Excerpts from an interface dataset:
___

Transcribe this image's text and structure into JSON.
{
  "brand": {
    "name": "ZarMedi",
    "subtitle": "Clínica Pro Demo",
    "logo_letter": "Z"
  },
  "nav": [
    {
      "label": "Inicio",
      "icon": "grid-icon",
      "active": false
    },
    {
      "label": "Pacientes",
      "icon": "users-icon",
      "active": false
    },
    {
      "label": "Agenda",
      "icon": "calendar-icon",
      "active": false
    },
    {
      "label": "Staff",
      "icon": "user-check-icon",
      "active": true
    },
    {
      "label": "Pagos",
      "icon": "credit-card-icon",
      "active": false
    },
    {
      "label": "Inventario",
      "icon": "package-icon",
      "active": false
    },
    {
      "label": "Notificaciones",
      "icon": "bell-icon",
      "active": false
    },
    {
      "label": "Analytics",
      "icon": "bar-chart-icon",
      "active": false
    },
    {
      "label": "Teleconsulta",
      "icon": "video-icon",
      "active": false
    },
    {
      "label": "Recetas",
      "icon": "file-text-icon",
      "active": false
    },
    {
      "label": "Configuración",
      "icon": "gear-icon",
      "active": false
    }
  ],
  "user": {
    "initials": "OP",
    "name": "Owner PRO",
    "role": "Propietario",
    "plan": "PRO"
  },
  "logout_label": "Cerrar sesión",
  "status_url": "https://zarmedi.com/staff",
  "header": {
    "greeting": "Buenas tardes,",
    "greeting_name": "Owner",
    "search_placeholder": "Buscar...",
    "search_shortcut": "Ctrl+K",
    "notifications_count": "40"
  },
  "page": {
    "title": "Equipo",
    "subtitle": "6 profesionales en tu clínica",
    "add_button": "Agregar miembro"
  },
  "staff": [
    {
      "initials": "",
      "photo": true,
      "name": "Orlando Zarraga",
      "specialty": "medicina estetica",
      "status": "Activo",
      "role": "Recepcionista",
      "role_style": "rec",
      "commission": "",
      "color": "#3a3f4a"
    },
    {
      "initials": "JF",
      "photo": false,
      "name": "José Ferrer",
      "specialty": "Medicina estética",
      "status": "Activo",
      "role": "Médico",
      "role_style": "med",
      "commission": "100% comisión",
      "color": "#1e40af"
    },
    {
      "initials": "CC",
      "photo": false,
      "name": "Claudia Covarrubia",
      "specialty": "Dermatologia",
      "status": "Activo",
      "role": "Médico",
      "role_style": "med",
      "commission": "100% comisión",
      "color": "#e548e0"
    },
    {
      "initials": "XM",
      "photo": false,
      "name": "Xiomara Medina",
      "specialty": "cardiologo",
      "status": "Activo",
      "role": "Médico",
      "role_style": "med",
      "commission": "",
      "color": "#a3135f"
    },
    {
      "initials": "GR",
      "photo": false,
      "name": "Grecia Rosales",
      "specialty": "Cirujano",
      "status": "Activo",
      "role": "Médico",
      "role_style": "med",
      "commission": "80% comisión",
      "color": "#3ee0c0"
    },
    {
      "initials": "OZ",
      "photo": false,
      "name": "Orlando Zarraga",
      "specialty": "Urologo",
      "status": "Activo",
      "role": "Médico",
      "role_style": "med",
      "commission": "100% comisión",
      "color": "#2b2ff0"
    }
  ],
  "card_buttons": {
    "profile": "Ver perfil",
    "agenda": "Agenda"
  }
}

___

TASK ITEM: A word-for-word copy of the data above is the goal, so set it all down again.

EXERCISE RESULT:
Transcribe this image's text and structure into JSON.
{
  "brand": {
    "name": "ZarMedi",
    "subtitle": "Clínica Pro Demo",
    "logo_letter": "Z"
  },
  "nav": [
    {
      "label": "Inicio",
      "icon": "grid-icon",
      "active": false
    },
    {
      "label": "Pacientes",
      "icon": "users-icon",
      "active": false
    },
    {
      "label": "Agenda",
      "icon": "calendar-icon",
      "active": false
    },
    {
      "label": "Staff",
      "icon": "user-check-icon",
      "active": true
    },
    {
      "label": "Pagos",
      "icon": "credit-card-icon",
      "active": false
    },
    {
      "label": "Inventario",
      "icon": "package-icon",
      "active": false
    },
    {
      "label": "Notificaciones",
      "icon": "bell-icon",
      "active": false
    },
    {
      "label": "Analytics",
      "icon": "bar-chart-icon",
      "active": false
    },
    {
      "label": "Teleconsulta",
      "icon": "video-icon",
      "active": false
    },
    {
      "label": "Recetas",
      "icon": "file-text-icon",
      "active": false
    },
    {
      "label": "Configuración",
      "icon": "gear-icon",
      "active": false
    }
  ],
  "user": {
    "initials": "OP",
    "name": "Owner PRO",
    "role": "Propietario",
    "plan": "PRO"
  },
  "logout_label": "Cerrar sesión",
  "status_url": "https://zarmedi.com/staff",
  "header": {
    "greeting": "Buenas tardes,",
    "greeting_name": "Owner",
    "search_placeholder": "Buscar...",
    "search_shortcut": "Ctrl+K",
    "notifications_count": "40"
  },
  "page": {
    "title": "Equipo",
    "subtitle": "6 profesionales en tu clínica",
    "add_button": "Agregar miembro"
  },
  "staff": [
    {
      "initials": "",
      "photo": true,
      "name": "Orlando Zarraga",
      "specialty": "medicina estetica",
      "status": "Activo",
      "role": "Recepcionista",
      "role_style": "rec",
      "commission": "",
      "color": "#3a3f4a"
    },
    {
      "initials": "JF",
      "photo": false,
      "name": "José Ferrer",
      "specialty": "Medicina estética",
      "status": "Activo",
      "role": "Médico",
      "role_style": "med",
      "commission": "100% comisión",
      "color": "#1e40af"
    },
    {
      "initials": "CC",
      "photo": false,
      "name": "Claudia Covarrubia",
      "specialty": "Dermatologia",
      "status": "Activo",
      "role": "Médico",
      "role_style": "med",
      "commission": "100% comisión",
      "color": "#e548e0"
    },
    {
      "initials": "XM",
      "photo": false,
      "name": "Xiomara Medina",
      "specialty": "cardiologo",
      "status": "Activo",
      "role": "Médico",
      "role_style": "med",
      "commission": "",
      "color": "#a3135f"
    },
    {
      "initials": "GR",
      "photo": false,
      "name": "Grecia Rosales",
      "specialty": "Cirujano",
      "status": "Activo",
      "role": "Médico",
      "role_style": "med",
      "commission": "80% comisión",
      "color": "#3ee0c0"
    },
    {
      "initials": "OZ",
      "photo": false,
      "name": "Orlando Zarraga",
      "specialty": "Urologo",
      "status": "Activo",
      "role": "Médico",
      "role_style": "med",
      "commission": "100% comisión",
      "color": "#2b2ff0"
    }
  ],
  "card_buttons": {
    "profile": "Ver perfil",
    "agenda": "Agenda"
  }
}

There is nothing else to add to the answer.